BEGIN DATASET EXTRACT

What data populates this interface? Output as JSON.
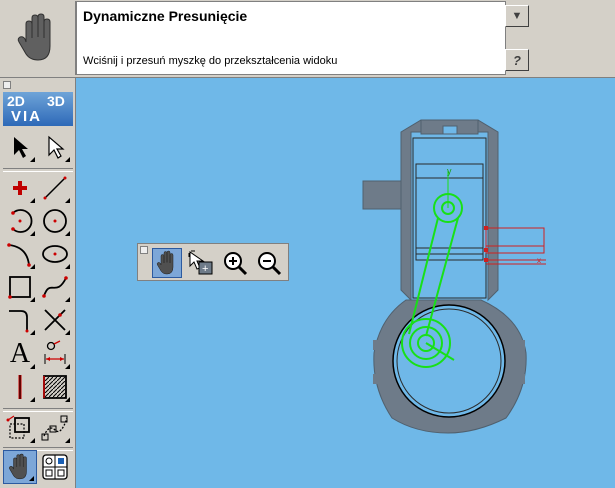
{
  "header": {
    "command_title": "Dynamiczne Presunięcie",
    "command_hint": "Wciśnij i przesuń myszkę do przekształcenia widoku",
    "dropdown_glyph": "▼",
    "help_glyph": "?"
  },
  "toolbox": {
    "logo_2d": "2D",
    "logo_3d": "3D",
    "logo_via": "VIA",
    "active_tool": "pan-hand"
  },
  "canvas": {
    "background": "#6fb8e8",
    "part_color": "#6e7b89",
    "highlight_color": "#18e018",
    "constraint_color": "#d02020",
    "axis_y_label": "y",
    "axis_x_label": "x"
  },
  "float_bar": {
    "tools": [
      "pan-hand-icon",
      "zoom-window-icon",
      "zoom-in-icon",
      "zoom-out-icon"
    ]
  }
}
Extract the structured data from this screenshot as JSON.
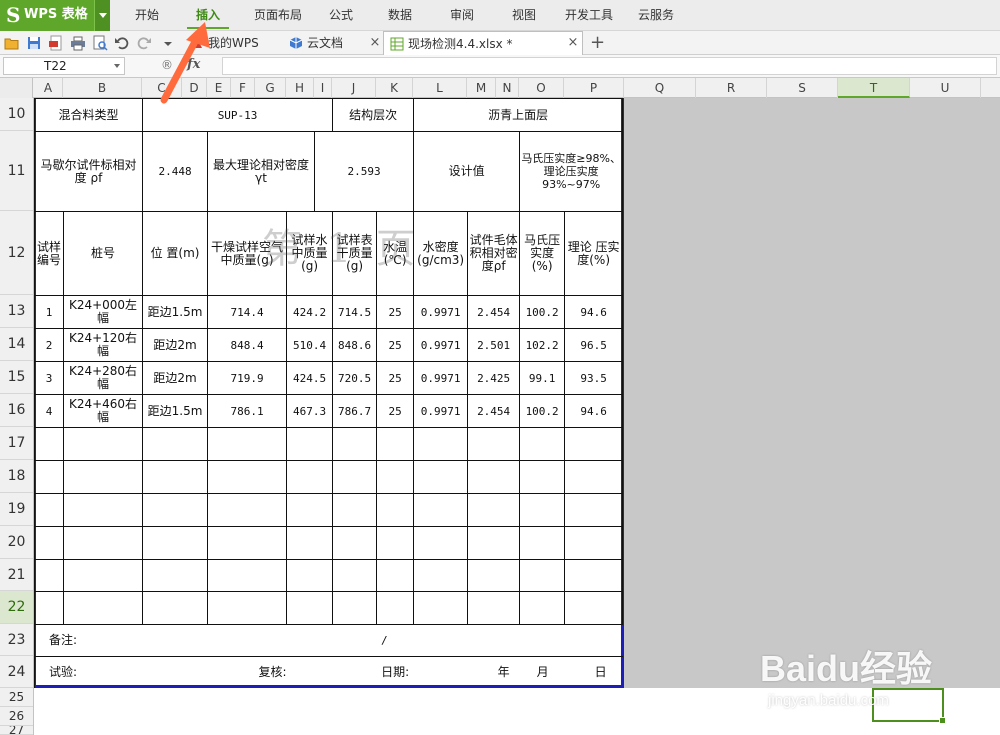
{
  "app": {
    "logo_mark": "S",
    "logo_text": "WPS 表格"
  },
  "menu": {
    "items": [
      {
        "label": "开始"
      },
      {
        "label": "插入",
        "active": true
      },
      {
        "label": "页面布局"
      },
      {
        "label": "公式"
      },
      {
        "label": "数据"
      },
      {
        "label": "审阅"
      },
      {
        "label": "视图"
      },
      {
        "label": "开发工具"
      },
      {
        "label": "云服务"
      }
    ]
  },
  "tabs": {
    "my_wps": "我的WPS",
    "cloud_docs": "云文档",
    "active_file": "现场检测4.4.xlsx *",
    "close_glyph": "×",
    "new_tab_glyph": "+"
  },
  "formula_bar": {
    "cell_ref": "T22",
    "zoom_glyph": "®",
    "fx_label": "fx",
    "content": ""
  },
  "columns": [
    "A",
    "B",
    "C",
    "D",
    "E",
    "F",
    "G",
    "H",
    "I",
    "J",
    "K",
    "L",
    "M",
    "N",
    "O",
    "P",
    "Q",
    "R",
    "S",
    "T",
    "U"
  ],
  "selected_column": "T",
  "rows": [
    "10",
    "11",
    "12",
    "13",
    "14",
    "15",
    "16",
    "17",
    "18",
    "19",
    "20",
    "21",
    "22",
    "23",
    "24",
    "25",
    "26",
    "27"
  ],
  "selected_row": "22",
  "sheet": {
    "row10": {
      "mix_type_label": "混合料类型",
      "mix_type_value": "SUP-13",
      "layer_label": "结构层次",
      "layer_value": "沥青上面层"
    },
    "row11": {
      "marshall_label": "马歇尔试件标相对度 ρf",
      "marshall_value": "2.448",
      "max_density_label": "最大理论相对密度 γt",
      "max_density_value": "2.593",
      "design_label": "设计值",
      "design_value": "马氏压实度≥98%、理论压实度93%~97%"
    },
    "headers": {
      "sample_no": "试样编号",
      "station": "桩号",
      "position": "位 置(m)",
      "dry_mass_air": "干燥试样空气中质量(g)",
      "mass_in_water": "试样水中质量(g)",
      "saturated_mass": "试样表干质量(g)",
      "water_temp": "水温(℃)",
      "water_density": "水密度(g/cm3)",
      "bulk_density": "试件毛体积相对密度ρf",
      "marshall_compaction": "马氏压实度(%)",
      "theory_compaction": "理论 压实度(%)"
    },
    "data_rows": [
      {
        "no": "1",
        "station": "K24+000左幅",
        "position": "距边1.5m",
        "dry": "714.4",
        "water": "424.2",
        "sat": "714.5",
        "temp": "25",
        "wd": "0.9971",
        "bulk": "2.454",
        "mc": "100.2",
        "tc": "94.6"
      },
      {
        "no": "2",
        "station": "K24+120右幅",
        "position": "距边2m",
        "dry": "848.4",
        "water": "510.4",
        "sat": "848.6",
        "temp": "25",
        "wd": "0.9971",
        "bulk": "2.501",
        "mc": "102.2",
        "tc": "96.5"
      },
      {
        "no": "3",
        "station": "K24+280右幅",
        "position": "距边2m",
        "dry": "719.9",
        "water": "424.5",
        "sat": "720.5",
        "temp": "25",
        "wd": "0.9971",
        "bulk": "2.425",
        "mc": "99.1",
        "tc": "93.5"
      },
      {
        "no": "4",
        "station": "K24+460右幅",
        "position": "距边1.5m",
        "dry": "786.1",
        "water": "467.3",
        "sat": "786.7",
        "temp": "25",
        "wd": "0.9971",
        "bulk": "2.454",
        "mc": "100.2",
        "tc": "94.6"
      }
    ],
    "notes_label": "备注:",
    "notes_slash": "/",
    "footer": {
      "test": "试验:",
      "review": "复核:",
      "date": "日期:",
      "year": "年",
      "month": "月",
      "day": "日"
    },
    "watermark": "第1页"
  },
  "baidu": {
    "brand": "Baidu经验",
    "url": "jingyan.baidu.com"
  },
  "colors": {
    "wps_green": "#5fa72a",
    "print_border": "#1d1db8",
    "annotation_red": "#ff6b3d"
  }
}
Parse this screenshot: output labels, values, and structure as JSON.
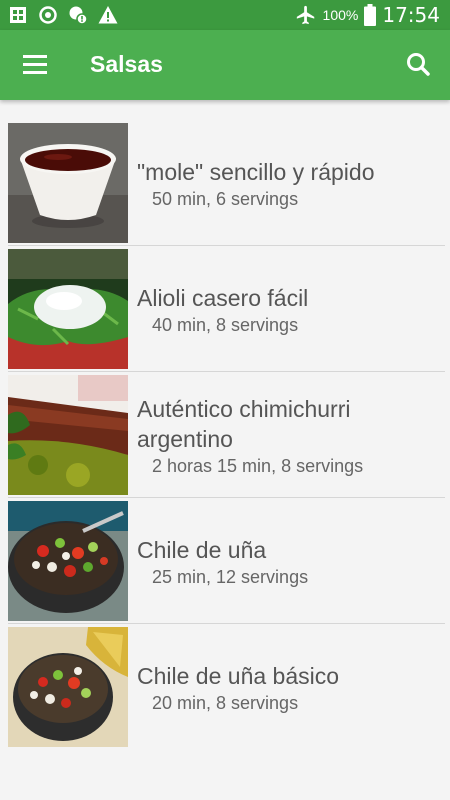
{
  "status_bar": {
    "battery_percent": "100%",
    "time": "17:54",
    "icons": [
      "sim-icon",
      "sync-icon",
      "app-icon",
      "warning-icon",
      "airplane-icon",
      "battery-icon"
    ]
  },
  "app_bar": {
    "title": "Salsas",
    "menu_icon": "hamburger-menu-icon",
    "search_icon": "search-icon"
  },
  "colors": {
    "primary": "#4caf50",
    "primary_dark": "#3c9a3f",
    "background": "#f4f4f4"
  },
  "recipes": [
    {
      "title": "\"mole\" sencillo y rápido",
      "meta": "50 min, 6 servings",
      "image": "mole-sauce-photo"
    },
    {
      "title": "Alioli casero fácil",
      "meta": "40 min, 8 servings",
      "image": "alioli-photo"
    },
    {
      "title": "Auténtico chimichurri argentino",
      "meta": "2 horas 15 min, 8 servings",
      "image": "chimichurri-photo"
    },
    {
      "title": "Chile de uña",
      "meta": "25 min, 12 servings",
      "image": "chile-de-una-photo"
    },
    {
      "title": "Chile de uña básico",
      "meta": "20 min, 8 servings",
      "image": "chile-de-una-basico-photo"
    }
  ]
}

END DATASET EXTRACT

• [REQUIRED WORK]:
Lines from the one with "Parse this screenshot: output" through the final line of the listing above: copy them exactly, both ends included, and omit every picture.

• [WRITTEN SOLUTION]:
Parse this screenshot: output labels, values, and structure as JSON.
{
  "status_bar": {
    "battery_percent": "100%",
    "time": "17:54",
    "icons": [
      "sim-icon",
      "sync-icon",
      "app-icon",
      "warning-icon",
      "airplane-icon",
      "battery-icon"
    ]
  },
  "app_bar": {
    "title": "Salsas",
    "menu_icon": "hamburger-menu-icon",
    "search_icon": "search-icon"
  },
  "colors": {
    "primary": "#4caf50",
    "primary_dark": "#3c9a3f",
    "background": "#f4f4f4"
  },
  "recipes": [
    {
      "title": "\"mole\" sencillo y rápido",
      "meta": "50 min, 6 servings",
      "image": "mole-sauce-photo"
    },
    {
      "title": "Alioli casero fácil",
      "meta": "40 min, 8 servings",
      "image": "alioli-photo"
    },
    {
      "title": "Auténtico chimichurri argentino",
      "meta": "2 horas 15 min, 8 servings",
      "image": "chimichurri-photo"
    },
    {
      "title": "Chile de uña",
      "meta": "25 min, 12 servings",
      "image": "chile-de-una-photo"
    },
    {
      "title": "Chile de uña básico",
      "meta": "20 min, 8 servings",
      "image": "chile-de-una-basico-photo"
    }
  ]
}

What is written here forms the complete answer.